Exercise directions: For every entry that follows, return an identical copy.

Source material:
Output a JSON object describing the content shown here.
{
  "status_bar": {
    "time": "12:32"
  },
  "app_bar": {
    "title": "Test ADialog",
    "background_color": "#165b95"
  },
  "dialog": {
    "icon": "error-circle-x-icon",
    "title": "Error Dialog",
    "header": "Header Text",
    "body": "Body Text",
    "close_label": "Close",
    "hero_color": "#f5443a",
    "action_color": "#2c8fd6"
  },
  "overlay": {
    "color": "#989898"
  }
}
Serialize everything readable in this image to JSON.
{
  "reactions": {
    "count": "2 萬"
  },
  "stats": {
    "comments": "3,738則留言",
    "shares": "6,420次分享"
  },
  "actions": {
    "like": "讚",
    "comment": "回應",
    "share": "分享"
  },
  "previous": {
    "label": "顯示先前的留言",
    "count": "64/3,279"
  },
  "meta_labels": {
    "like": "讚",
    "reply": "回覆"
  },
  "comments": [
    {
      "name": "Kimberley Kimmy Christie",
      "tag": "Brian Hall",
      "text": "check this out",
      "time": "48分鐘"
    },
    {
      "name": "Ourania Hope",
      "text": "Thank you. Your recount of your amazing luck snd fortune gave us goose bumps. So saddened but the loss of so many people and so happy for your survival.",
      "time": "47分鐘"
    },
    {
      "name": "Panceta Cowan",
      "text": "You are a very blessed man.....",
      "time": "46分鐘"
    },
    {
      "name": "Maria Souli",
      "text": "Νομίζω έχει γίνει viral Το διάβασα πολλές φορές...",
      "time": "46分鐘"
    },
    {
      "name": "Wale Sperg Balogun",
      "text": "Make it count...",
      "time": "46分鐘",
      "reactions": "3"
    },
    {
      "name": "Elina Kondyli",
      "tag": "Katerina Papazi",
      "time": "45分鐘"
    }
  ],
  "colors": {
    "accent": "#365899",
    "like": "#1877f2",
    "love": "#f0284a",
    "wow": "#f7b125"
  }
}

Task answer:
Output a JSON object describing the content shown here.
{
  "status_bar": {
    "time": "12:32"
  },
  "app_bar": {
    "title": "Test ADialog",
    "background_color": "#165b95"
  },
  "dialog": {
    "icon": "error-circle-x-icon",
    "title": "Error Dialog",
    "header": "Header Text",
    "body": "Body Text",
    "close_label": "Close",
    "hero_color": "#f5443a",
    "action_color": "#2c8fd6"
  },
  "overlay": {
    "color": "#989898"
  }
}
Serialize everything readable in this image to JSON.
{
  "reactions": {
    "count": "2 萬"
  },
  "stats": {
    "comments": "3,738則留言",
    "shares": "6,420次分享"
  },
  "actions": {
    "like": "讚",
    "comment": "回應",
    "share": "分享"
  },
  "previous": {
    "label": "顯示先前的留言",
    "count": "64/3,279"
  },
  "meta_labels": {
    "like": "讚",
    "reply": "回覆"
  },
  "comments": [
    {
      "name": "Kimberley Kimmy Christie",
      "tag": "Brian Hall",
      "text": "check this out",
      "time": "48分鐘"
    },
    {
      "name": "Ourania Hope",
      "text": "Thank you. Your recount of your amazing luck snd fortune gave us goose bumps. So saddened but the loss of so many people and so happy for your survival.",
      "time": "47分鐘"
    },
    {
      "name": "Panceta Cowan",
      "text": "You are a very blessed man.....",
      "time": "46分鐘"
    },
    {
      "name": "Maria Souli",
      "text": "Νομίζω έχει γίνει viral Το διάβασα πολλές φορές...",
      "time": "46分鐘"
    },
    {
      "name": "Wale Sperg Balogun",
      "text": "Make it count...",
      "time": "46分鐘",
      "reactions": "3"
    },
    {
      "name": "Elina Kondyli",
      "tag": "Katerina Papazi",
      "time": "45分鐘"
    }
  ],
  "colors": {
    "accent": "#365899",
    "like": "#1877f2",
    "love": "#f0284a",
    "wow": "#f7b125"
  }
}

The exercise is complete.